PE, art, recess - Acting Education Ministers Ng Chee Meng and Ong Ye Kung talk about fond school memories

Mr Ng Chee Meng (left), Acting Minister for Education (Schools), and Mr Ong Ye Kung, Acting Minister for Education (Higher Education and Skills).
Mr Ng Chee Meng (left), Acting Minister for Education (Schools), and Mr Ong Ye Kung, Acting Minister for Education (Higher Education and Skills). PHOTOS: MINISTRY OF EDUCATION

SINGAPORE - Physical education (PE) and art - these were the favourite subjects of the two Acting Ministers for Education Ng Chee Meng and Ong Ye Kung.

In a recent interview with the Ministry of Education's Contact magazine for teachers, both ministers talked about their experiences in school and their growing up years.

Mr Ng, who oversees pre-schools, primary and secondary schools, and the junior college level, joked that he enjoyed PE lessons and recess the most, not being "the most studious type" of student.

He was active in co-curricular activities such as swimming and table tennis. In secondary school, he joined the National Police Cadet Corps and trained to be a lifeguard. He also joined the Science Club, represented his school in taekwondo and received his Private Pilot Licence through the Junior Flying Club - all in his two years at junior college.

In the newsletter published this month, Mr Ng said he was grateful for the chance to access "good education and career opportunities". He urged educators to give space for students to think innovatively.

"Sometimes, it is OK to let them scrape their knees, or go on field camps and not shower for three days," he said. These experiences help them to be resilient, and reduces students' fear of failure and lets them take "calculated risks". This is crucial for Singapore's future success, he added.

Mr Ong, who oversees higher education and skills, said his younger days in school were not easy. He did not know how to read English until he was in Primary 3. His family spoke only Mandarin at home, and he struggled with English when he was in Nanyang Primary and even later at Maris Stella High.
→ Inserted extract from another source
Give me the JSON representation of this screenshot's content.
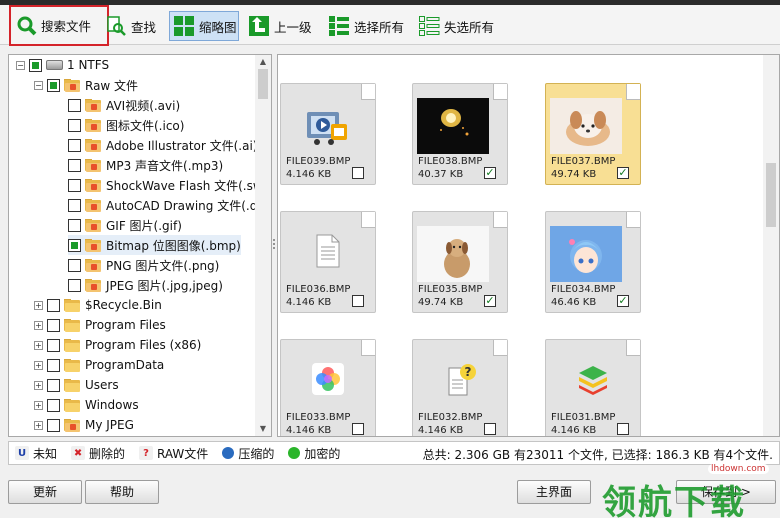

His mother, who was a teacher, tried to teach him the language despite not being fluent herself in English.

"My mom was more hands-on with my studies and she wanted me to do well," said Mr Ong, who added that seeing his father work as a politician "probably had a big part to play" in guiding him towards his current vocation. His father was a former Barisan Sosialis MP.

Like Mr Ng, Mr Ong has fond memories of school, from playing volleyball, basketball and being a long jumper in junior college. He also enjoyed art, sketching and painting, and winning a few school art competitions along the way.

As a father of two teenage daughters, Mr Ong said that parents play an important role in sending messages about success. He and his wife focus more on supporting their children and giving them time to grow, and less on achieving good grades in school.

And this is also his hope for education in Singapore, for the idea of meritocracy to be broadened and "merit" is not just a number or grade, and the system to take into account different forms of merit.